By Ira Gostin

For over fifty years the entrepreneurial spirit of Cuba was frozen in time. But now, with the change in diplomatic and economic relations with the United States, Cuba has seen the birth of the cuentapropista, or entrepreneur.

For most of us in the U.S., Cuba has been the forbidden island. Some of us grew up with the fear of nuclear attack, with the Bay of Pigs and the headlines of the Soviet influence, secret police and isolationism that represented this mythical place.

Old cars, mojitos, Cuban jazz, cigars and the larger than life Fidel have been the knowledge base of what Americans know about Cuba. Sprinkle in some baseball and Communism and that’s the extent of it.

But in-person, you find a kind, passionate, curious population, who desperately want to know their norte americano neighbors and be a part of the global culture. While my experiences might not be definitive in just two visits, I have found there to be a fascination with Cubans wanting to know us. “Why do you hate the Cuban people,” I was asked by Esmeralda, an elderly woman at a jazz club two years ago. I tried to answer that it’s not hate, but propaganda, big ego leaders, failed policy and a lack of change that has kept our two peoples apart. She shared with me stories of her happy life, her children and grandchildren and her love of music. She was very forgiving of my Spanish, and hopeful of a relationship between two countries she did not ever think she would see in her lifetime.

Paladares are the privately-owned restaurants that have become legalized in Cuba over the past few years. They began about four years ago in the homes of families, licensed by the government, but individually owned.  The restaurants were the first driver of capitalism in the country.  Now you can find restaurants that are in buildings, not just homes.

In the two years since my first visit, I have met an artist, jazz club owner, jeweler, hair stylist and chauffer, all cuentapropistas who are hungry for information about entrepreneurism and contributing towards moving the Cuban economy and culture into the 21st century.

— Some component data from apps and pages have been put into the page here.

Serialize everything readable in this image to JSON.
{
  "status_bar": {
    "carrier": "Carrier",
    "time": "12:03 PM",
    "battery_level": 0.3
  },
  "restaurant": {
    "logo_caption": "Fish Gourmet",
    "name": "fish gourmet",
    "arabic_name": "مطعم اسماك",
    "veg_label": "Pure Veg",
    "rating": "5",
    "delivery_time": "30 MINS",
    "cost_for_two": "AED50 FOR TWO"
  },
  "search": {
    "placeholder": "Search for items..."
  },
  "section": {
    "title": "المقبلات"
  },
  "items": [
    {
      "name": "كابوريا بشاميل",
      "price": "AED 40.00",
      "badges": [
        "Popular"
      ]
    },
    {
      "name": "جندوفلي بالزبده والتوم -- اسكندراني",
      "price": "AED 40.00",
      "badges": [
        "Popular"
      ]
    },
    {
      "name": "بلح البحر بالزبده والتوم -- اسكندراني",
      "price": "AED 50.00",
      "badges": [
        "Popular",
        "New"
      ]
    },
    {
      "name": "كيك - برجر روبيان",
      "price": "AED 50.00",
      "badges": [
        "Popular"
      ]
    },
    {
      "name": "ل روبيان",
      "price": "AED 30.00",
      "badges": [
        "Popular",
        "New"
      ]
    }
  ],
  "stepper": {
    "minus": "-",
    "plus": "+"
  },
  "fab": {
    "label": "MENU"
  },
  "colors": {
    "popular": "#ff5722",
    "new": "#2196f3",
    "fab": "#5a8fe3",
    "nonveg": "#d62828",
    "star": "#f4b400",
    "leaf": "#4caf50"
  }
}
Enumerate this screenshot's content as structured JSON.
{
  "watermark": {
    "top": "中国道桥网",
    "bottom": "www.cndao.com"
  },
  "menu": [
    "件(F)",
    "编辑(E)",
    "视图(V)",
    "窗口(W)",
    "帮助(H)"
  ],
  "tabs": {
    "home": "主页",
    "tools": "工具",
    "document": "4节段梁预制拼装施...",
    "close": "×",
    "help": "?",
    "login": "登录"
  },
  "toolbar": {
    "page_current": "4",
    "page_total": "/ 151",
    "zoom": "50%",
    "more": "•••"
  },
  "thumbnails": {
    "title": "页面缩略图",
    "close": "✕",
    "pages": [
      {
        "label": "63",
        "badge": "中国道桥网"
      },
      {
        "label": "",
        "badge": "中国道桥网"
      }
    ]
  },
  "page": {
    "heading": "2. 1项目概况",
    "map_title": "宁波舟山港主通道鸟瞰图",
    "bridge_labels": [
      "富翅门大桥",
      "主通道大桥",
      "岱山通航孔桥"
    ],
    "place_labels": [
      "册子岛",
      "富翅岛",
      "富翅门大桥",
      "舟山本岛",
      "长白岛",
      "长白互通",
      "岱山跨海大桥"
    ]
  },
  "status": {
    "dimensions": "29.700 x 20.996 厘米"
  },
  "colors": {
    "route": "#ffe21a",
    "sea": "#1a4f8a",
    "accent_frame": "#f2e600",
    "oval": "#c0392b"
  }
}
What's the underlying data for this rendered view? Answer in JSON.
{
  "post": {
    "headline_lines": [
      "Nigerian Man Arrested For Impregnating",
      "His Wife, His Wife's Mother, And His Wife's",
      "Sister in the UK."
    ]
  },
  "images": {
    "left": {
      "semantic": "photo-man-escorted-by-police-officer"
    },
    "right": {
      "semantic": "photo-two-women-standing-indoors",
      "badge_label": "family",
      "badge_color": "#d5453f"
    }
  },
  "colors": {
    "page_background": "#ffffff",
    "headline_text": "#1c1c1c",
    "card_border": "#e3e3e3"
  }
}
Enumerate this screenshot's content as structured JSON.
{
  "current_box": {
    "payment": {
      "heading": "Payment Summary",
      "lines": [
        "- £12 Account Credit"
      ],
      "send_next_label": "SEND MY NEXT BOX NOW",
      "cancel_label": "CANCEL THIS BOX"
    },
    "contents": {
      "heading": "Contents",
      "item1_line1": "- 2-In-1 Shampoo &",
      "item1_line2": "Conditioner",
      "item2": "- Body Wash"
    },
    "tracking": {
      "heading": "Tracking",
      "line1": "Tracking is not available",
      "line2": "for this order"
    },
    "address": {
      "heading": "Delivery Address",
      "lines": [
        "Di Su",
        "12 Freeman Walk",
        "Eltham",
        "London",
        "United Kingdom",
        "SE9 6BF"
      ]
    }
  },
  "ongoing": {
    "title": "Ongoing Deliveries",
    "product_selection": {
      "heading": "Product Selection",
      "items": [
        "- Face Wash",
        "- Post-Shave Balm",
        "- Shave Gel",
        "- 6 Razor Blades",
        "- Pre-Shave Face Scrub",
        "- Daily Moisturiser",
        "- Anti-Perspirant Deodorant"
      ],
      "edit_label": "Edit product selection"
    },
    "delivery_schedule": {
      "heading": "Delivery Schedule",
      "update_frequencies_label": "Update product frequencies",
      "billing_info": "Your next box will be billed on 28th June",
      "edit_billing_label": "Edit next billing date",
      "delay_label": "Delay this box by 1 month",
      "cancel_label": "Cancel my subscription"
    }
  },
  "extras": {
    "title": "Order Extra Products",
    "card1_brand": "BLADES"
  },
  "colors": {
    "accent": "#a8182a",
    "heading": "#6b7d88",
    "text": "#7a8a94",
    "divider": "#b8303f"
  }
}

According to the executive director of the Northern Nevada International Center at the University of Nevada, Reno, this is the time for Cuban entrepreneurs to forge their place in the world. “For Cubans, the key to economic improvement will be their ability to start their own businesses and explore entrepreneurial opportunities,” said Carina A. Black, Ph.D.

“For the past six decades, such efforts have been stifled by the government, yet Cubans are hungry to re-engage with the rest of the world and showcase their culture, their music and other treasures.  This is an exciting time for closer engagement between U.S. and Cuban entrepreneurs and to forge relationships that will benefit both sides,” she added.

This isn’t political commentary. Fifty years of failed policy begged for change. This is about the Cuban people and us norte americanos moving the global economy forward. I’m looking forward to positive changes by President Raul Castro, cultivation of the Cuban entrepreneurial spirit and to our next visit.

Ira M. Gostin, MBA, is the president and chief marketing officer of 120 West Strategic Communications. He and his wife are frequent world travelers and just returned from their second trip to Cuba visiting Havana, Pinar del Rio and Vinales.